In 1882, the ‘Standard Oil Trust’ was established to consolidate the various holdings of the company. Rockefeller and eight other trustees controlled the 41 companies in the trust whose assets included 20,000 domestic wells, 4,000 miles of pipeline, 5,000 tank cars, and over 100,000 employees.
Over time, ‘Standard Oil’ adapted to the changing market demands. It ventured into European market, expanded into natural gas production in the U.S., and supplied gasoline for automobiles.
Eventually, the public and the U.S. Congress got wary of Standard Oil’s monopolistic business practices. ‘The Sherman Antitrust Act of 1890’ and the verdict of Ohio Supreme Court in 1892 resulted in the dissolution of the trust. Nevertheless, the overall hierarchy of ‘Standard’ remained in place.
Rockefeller later ventured into iron ore and ore transportation, resulting in a clash with steel tycoon Andrew Carnegie. He also acquired leases for crude oil production in Ohio, Indiana, and West Virginia.
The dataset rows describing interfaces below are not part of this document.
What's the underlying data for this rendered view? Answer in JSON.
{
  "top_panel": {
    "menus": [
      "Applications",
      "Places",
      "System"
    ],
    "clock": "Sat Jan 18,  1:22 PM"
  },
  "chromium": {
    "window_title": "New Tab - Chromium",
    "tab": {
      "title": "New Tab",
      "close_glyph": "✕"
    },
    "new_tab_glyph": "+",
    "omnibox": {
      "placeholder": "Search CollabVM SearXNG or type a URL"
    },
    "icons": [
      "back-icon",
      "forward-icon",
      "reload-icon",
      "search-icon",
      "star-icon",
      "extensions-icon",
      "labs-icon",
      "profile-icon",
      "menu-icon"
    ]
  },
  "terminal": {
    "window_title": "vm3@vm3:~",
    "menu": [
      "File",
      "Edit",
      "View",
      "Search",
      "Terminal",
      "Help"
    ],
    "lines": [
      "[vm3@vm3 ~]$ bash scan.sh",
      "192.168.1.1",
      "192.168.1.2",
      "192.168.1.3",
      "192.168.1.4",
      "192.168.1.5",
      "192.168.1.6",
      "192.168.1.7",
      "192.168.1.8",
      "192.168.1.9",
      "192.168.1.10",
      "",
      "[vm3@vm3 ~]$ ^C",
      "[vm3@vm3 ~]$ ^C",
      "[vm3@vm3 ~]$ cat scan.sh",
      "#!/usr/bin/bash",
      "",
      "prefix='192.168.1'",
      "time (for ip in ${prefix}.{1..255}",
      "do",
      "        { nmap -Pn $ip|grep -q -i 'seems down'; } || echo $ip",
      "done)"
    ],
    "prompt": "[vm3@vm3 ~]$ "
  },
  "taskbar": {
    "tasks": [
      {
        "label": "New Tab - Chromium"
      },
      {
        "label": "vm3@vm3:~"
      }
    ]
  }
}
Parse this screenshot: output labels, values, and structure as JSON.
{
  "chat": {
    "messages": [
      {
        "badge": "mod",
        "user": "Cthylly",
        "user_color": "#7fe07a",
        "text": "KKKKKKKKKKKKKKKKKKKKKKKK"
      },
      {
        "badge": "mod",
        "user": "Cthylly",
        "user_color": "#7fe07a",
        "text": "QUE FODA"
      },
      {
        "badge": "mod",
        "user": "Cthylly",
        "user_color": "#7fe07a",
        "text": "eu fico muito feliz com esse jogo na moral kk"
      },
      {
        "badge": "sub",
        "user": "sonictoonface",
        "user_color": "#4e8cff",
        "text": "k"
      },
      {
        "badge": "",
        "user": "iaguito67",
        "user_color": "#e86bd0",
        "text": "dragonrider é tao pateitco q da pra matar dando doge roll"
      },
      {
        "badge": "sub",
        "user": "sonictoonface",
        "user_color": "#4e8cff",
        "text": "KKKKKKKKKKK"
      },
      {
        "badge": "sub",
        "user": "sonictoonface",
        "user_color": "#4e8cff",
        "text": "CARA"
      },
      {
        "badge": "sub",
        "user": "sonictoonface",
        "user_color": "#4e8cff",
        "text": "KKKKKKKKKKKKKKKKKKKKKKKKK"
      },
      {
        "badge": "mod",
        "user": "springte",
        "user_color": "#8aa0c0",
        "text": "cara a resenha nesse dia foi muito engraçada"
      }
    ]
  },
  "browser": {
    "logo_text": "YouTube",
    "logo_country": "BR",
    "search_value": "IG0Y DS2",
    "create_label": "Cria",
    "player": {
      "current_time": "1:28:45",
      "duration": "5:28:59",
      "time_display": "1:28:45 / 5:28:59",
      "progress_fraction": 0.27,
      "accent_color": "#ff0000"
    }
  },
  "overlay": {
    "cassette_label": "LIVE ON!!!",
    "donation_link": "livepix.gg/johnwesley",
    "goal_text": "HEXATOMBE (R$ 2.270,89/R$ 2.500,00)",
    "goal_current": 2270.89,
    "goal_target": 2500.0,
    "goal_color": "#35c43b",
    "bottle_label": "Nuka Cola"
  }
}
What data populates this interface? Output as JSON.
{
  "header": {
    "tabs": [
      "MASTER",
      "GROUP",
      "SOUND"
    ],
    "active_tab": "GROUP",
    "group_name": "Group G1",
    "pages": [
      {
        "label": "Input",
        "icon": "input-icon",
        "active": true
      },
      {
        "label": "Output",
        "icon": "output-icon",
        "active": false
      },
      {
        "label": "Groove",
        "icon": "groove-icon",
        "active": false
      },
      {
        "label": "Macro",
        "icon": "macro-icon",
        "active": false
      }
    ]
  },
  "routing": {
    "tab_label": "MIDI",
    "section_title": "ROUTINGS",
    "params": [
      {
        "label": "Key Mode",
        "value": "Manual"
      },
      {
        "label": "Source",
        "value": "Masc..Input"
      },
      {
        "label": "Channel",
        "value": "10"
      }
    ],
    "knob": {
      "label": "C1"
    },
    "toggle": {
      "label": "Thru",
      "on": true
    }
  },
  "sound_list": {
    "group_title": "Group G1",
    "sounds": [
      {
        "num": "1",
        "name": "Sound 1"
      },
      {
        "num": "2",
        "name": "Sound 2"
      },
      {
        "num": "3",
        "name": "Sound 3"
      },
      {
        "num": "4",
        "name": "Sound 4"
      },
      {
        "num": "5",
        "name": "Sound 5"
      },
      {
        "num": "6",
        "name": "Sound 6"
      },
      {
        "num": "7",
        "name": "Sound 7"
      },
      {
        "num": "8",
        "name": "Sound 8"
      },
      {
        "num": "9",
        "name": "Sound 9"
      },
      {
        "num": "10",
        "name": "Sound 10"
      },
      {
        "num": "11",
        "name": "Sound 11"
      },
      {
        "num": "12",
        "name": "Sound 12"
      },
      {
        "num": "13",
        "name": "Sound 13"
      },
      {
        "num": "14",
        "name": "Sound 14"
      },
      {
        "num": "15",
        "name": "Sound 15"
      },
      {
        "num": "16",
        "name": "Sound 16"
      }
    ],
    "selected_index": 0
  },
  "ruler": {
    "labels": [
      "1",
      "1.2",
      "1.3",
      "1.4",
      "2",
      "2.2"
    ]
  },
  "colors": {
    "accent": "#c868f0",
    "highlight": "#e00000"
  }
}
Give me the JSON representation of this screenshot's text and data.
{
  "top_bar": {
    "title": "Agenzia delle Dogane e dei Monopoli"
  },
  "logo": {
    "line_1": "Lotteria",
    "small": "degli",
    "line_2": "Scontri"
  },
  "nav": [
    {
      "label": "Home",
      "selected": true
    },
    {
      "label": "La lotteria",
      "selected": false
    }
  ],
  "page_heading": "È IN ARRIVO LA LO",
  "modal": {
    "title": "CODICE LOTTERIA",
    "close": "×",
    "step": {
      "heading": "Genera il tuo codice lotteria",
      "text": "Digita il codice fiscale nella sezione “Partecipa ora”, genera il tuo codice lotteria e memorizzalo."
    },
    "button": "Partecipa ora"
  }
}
In 1895, at the age of 56, he took retirement from the daily operations of the business.
In 1909, New Jersey allowed the trust to be re-created in the form of a single holding company. Rockefeller retained his nominal title as president and kept his stock. In 1911, the Supreme Court of the U.S. found the company in violation of the ‘Sherman Antitrust Act.’
As a result, the ‘Standard Oil Company’ was broken up into 34 new companies. Rockefeller held over 25% of its stock at the time of its breakup. All the stockholders received fair shares in each of the 34 companies. Over the next decade, the companies' combined net worth increased manifold and Rockefeller’s personal wealth reached $900 million.